A day later, Chuck Seifert of Marion showed up at a special school board meeting to complain about the flag.
After nearly three months of controversy the school board voted 4-3 on Monday to end the practice of seniors painting their parking spaces.
CNN looks at gay men in Germany who have joined politically far right political groups, such as Alternative for Germany (AfD), who, if opinion polls are correct, are likely to secure enough votes to enter the Bundestag after the German general election on 24 September.
Karsten P. empties a test tube filled with metal pieces into the palm of his hand. They’re the tiny screws and bolts that held his face together after he and his partner Sven were violently assaulted in a life-changing attack outside their local store.
Two surgeries later and fearful of being attacked again, the openly gay 52-year-old taxi driver — who doesn’t want to be identified because of concerns of another attack — avoids public spaces and always takes pepper spray with him. He and his partner have also been forced to move neighborhoods in the northwest German city of Bremen following mounting costs as a result of being injured.
“I went outside and saw someone kicking my partner’s head. I was trying to stop him and right at that moment, I got hit from the side,” Karsten recalls about the attack. “I kind of lost consciousness and when I got up again, I thought my partner was dead. He was all covered in blood and he didn’t move at all.”

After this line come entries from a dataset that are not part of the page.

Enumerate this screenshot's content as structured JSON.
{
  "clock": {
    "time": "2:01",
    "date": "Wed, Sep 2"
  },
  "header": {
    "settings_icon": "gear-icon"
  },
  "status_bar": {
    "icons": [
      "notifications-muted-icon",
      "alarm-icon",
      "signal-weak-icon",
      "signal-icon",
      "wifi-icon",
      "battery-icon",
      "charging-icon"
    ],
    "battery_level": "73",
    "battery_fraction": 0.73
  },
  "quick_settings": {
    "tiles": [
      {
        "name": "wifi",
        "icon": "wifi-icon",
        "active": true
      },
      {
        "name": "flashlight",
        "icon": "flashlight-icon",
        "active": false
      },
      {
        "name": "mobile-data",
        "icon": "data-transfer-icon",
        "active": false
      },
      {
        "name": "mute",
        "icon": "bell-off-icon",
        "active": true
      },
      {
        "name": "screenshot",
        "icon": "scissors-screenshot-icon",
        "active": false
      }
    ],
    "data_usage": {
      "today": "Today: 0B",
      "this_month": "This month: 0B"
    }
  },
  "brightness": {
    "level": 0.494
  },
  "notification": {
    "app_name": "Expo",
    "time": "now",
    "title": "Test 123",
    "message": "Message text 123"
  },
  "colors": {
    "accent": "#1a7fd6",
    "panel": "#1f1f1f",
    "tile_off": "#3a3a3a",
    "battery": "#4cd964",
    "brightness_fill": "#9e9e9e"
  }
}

Police identified the attackers as two locally known Muslim extremists. They were never arrested and later fled to Syria. After demanding answers from local prosecutors and the mayor’s office and not getting a response, Karsten turned to Germany’s far right party, the Alternative for Germany (AfD).
“I don’t like everything they say,” Karsten says, “but this is too dangerous for gay people to live openly here, if we get attacked like that. We need a party that’s talking openly about this.”